IDEAS home Printed from https://ideas.repec.org/a/igg/jsodit/v1y2011i2p46-66.html
   My bibliography  Save this article

Playing Virtual Power Games: Micro-Political Processes in Inter-Organizational Networks

Author

Listed:
  • Monique Janneck

    (Luebeck University of Applied Sciences, Germany)

  • Henning Staar

    (University of Hamburg, Germany)

Abstract

Although virtual organizations and networks have been studied, there is still need for research regarding their inner dynamics and the mechanisms of leadership and governance. This paper investigates micro-political processes i.e. informal actions of individual actors to gain power and exert influence, which is a well-researched concept in traditional organizations with respect to inter-organizational networks. This study investigates structures and strategies of power within virtual networks. Results show that micro-political tactics known from research in traditional organizations are used in inter-organizational settings. Additional micro-political tactics, specific to virtual networks, are identified. The latter are related to the use of information and communication technology (ICT). A second quantitative study surveyed 359 members of inter-organizational networks on their use of micro-political tactics.
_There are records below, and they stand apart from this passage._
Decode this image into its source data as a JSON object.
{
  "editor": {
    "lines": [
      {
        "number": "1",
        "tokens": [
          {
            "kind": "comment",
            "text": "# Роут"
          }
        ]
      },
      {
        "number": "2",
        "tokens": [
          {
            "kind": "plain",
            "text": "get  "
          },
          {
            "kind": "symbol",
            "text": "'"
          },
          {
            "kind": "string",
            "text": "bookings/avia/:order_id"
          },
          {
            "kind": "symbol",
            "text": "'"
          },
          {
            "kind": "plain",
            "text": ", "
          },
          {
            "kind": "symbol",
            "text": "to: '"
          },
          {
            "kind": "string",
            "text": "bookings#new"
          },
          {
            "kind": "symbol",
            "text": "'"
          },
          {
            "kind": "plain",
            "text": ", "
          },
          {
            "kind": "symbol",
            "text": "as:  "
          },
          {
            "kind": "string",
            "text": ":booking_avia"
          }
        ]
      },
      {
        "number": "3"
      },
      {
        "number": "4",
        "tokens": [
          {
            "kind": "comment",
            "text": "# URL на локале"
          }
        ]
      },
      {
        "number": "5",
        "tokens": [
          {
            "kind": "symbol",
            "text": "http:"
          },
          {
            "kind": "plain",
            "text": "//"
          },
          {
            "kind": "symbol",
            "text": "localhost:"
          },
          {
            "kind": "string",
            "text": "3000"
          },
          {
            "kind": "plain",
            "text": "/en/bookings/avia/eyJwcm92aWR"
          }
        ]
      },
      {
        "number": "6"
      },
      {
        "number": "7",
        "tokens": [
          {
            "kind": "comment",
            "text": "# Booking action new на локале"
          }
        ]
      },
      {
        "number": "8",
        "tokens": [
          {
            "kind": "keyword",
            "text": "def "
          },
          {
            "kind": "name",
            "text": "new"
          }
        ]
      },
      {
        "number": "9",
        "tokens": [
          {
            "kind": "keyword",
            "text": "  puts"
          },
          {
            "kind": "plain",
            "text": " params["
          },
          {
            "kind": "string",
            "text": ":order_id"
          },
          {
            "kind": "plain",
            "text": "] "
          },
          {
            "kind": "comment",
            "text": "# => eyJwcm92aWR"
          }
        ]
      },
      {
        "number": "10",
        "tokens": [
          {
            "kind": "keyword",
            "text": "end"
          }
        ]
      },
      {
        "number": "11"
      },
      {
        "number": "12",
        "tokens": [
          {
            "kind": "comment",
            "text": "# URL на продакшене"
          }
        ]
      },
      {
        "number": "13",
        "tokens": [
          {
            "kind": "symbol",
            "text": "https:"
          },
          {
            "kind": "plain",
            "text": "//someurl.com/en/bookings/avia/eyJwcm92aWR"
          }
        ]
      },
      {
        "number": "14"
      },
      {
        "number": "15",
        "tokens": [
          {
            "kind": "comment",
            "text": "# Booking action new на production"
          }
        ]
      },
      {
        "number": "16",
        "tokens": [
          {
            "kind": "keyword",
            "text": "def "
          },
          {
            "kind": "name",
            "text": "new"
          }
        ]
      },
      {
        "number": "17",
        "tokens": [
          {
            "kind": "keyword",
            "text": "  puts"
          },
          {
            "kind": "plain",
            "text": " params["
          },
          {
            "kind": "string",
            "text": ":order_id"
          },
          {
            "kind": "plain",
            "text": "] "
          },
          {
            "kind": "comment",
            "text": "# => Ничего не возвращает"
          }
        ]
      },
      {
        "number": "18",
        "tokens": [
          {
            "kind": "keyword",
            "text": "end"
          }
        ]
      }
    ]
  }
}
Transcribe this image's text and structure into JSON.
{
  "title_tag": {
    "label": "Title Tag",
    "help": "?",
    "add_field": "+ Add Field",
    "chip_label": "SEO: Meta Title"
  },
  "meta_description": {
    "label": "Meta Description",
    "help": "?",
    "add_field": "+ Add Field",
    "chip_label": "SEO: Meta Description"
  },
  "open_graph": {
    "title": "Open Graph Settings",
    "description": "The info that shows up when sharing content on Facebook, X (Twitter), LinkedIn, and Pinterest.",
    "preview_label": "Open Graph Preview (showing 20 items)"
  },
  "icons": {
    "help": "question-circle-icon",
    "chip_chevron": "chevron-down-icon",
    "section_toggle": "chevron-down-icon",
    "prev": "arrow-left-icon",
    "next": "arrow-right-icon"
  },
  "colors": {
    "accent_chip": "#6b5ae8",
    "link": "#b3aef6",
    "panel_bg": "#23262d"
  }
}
Results confirm that micro-political strategies are widely used in virtual networks. The degree of virtuality was associated with the use of certain tactics. Possible implications for the structure and governance of virtual networks and the design of the technology that is used to support virtual cooperation are discussed.

Suggested Citation

  • Monique Janneck & Henning Staar, 2011. "Playing Virtual Power Games: Micro-Political Processes in Inter-Organizational Networks," International Journal of Social and Organizational Dynamics in IT (IJSODIT), IGI Global, vol. 1(2), pages 46-66, April.
  • Handle: RePEc:igg:jsodit:v:1:y:2011:i:2:p:46-66
    as

    Download full text from publisher

    File URL: http://services.igi-global.com/resolvedoi/resolve.aspx?doi=10.4018/ijsodit.2011040103
    Download Restriction: no

    More about this item

    Statistics

    Access and download statistics

    Corrections

    All material on this site has been provided by the respective publishers and authors. You can help correct errors and omissions. When requesting a correction, please mention this item's handle: RePEc:igg:jsodit:v:1:y:2011:i:2:p:46-66. See general information about how to correct material in RePEc.

    For technical questions regarding this item, or to correct its authors, title, abstract, bibliographic or download information, contact: (Journal Editor). General contact details of provider: https://www.igi-global.com .

    If you have authored this item and are not yet registered with RePEc, we encourage you to do it here. This allows to link your profile to this item. It also allows you to accept potential citations to this item that we are uncertain about.

    We have no references for this item. You can help adding them by using this form .

    If you know of missing items citing this one, you can help us creating those links by adding the relevant references in the same way as above, for each refering item. If you are a registered author of this item, you may also want to check the "citations" tab in your RePEc Author Service profile, as there may be some citations waiting for confirmation.

    Please note that corrections may take a couple of weeks to filter through the various RePEc services.

    IDEAS is a RePEc service hosted by the Research Division of the Federal Reserve Bank of St. Louis . RePEc uses bibliographic data supplied by the respective publishers.